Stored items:
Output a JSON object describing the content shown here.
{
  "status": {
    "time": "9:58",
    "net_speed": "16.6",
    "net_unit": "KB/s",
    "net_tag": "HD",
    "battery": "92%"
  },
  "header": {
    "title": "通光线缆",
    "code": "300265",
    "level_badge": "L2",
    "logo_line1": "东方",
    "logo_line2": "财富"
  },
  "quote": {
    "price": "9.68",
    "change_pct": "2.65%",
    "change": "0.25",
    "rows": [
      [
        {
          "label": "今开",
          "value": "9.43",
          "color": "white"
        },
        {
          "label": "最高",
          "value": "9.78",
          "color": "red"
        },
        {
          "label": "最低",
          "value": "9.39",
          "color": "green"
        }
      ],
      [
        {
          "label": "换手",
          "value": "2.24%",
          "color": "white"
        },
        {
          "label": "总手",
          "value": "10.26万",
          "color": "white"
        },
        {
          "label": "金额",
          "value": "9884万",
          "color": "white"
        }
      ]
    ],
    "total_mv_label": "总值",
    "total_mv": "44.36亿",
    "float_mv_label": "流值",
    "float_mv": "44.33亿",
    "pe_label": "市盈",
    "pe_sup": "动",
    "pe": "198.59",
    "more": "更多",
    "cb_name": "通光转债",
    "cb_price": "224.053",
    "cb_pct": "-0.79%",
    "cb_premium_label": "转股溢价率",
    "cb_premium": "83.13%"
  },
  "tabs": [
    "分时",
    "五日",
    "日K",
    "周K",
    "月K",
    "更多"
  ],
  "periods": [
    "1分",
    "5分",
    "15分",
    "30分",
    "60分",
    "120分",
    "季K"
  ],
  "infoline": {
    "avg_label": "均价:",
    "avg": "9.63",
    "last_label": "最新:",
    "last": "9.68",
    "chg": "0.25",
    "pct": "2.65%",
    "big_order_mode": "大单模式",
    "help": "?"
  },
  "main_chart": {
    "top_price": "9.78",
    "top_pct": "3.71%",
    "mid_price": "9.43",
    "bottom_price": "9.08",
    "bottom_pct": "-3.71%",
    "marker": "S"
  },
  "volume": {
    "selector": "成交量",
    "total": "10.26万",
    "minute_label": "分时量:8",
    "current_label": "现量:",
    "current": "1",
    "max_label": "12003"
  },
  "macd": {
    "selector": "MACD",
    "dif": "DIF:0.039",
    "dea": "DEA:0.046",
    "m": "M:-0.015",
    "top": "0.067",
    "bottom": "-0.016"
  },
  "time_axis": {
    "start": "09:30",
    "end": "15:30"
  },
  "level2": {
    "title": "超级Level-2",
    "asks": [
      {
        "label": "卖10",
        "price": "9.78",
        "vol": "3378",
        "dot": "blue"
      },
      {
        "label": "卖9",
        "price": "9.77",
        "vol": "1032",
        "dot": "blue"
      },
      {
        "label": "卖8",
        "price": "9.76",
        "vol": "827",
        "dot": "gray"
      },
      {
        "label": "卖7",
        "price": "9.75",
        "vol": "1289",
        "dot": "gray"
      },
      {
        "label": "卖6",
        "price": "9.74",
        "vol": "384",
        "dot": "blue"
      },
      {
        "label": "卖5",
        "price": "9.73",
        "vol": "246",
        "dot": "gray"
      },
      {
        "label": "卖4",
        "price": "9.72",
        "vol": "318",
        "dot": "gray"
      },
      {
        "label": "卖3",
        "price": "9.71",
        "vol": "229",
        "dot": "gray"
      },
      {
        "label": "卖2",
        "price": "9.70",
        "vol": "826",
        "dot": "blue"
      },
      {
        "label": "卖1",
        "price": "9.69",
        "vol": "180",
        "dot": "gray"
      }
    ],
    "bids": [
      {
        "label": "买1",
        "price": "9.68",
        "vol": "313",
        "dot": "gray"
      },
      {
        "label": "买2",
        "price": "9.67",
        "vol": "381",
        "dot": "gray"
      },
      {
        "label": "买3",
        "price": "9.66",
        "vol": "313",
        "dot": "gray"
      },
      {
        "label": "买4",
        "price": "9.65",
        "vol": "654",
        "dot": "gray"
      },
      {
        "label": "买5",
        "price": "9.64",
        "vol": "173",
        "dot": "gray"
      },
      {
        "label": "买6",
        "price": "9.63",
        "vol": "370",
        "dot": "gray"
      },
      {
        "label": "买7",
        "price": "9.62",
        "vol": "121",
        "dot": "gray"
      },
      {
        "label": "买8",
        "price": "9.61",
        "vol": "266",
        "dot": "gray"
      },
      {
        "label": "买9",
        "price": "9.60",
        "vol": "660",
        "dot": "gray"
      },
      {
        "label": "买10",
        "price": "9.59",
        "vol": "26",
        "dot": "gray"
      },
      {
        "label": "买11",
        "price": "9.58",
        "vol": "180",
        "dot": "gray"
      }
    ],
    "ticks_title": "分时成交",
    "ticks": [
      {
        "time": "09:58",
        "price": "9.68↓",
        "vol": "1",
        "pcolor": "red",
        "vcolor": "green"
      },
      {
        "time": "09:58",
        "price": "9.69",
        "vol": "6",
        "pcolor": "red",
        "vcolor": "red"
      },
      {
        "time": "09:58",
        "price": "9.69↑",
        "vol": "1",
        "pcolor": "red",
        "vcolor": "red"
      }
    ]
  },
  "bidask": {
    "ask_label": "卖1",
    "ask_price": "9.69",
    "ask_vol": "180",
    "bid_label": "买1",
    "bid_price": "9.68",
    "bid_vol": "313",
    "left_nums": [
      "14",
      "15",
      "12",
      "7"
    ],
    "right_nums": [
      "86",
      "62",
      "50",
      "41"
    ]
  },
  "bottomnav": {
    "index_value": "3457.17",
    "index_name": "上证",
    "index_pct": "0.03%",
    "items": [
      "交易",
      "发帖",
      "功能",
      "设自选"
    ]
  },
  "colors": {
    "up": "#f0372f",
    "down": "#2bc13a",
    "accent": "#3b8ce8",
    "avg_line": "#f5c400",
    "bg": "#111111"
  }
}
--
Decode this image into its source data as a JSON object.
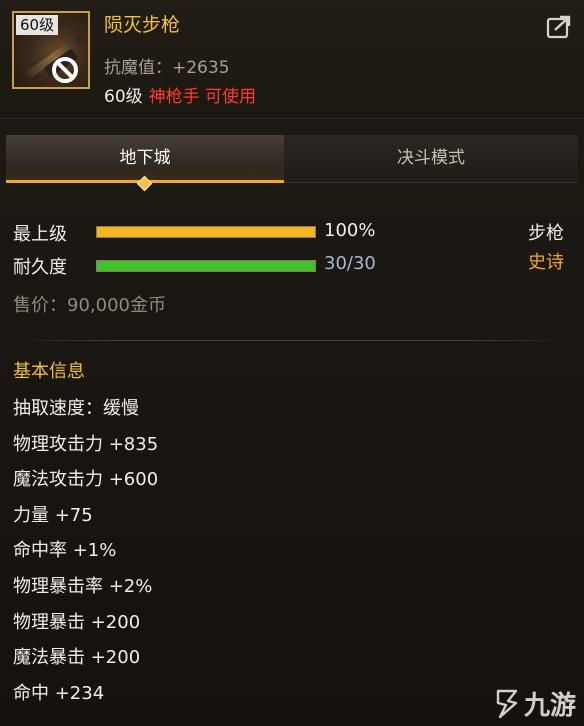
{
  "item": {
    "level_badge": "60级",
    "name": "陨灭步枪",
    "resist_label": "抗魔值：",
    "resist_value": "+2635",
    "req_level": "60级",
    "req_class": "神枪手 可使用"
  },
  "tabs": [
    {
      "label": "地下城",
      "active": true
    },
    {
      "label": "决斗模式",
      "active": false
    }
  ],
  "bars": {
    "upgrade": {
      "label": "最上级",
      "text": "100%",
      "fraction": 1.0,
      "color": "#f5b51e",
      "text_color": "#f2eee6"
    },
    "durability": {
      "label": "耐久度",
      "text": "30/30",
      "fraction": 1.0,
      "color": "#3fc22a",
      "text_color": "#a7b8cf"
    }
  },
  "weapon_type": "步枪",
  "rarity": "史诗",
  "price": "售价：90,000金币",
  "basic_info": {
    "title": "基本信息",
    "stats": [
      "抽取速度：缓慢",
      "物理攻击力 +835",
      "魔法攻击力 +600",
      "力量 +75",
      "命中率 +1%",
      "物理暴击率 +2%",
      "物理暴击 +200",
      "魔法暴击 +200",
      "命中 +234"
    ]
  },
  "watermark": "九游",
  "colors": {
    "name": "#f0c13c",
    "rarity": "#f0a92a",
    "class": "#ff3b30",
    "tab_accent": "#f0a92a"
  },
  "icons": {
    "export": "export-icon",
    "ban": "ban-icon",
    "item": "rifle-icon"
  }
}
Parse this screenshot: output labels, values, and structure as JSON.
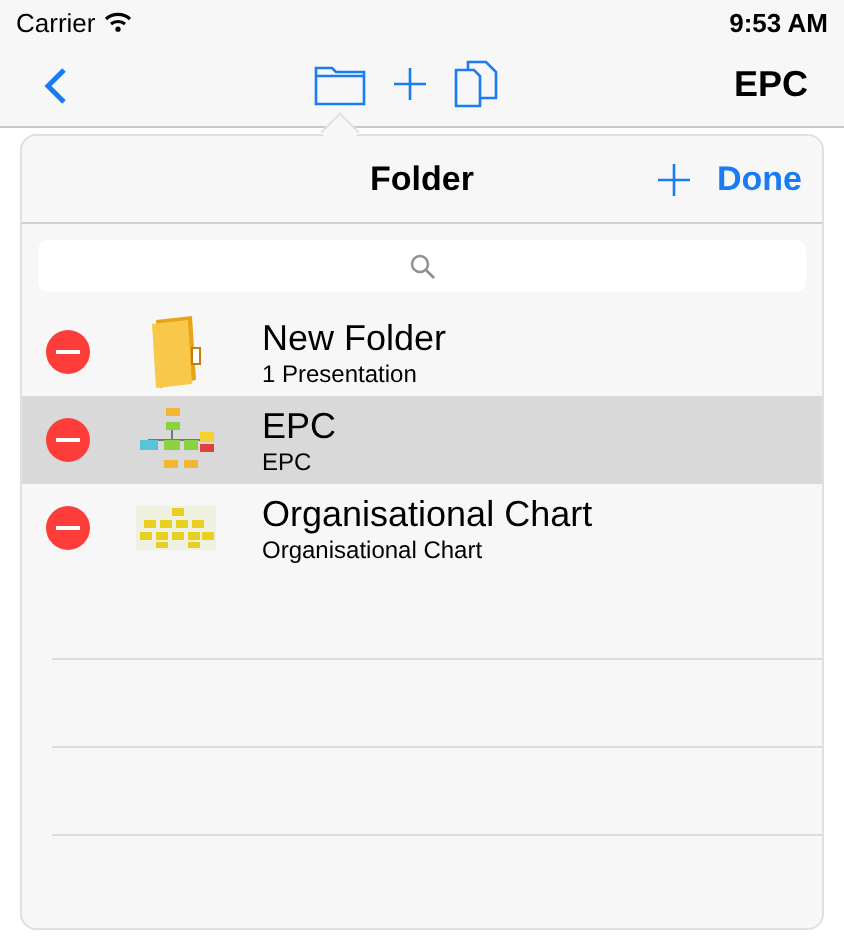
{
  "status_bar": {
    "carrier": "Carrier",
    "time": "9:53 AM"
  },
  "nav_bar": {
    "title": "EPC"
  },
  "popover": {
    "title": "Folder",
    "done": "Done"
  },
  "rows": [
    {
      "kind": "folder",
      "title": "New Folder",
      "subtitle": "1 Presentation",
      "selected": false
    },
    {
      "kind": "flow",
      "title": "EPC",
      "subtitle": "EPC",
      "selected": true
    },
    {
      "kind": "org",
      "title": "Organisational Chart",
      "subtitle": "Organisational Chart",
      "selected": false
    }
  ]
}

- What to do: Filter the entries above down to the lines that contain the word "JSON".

- Result:
Output a JSON object describing the content shown here.
Decode this image into its source data as a JSON object.
Parse this screenshot: output labels, values, and structure as JSON.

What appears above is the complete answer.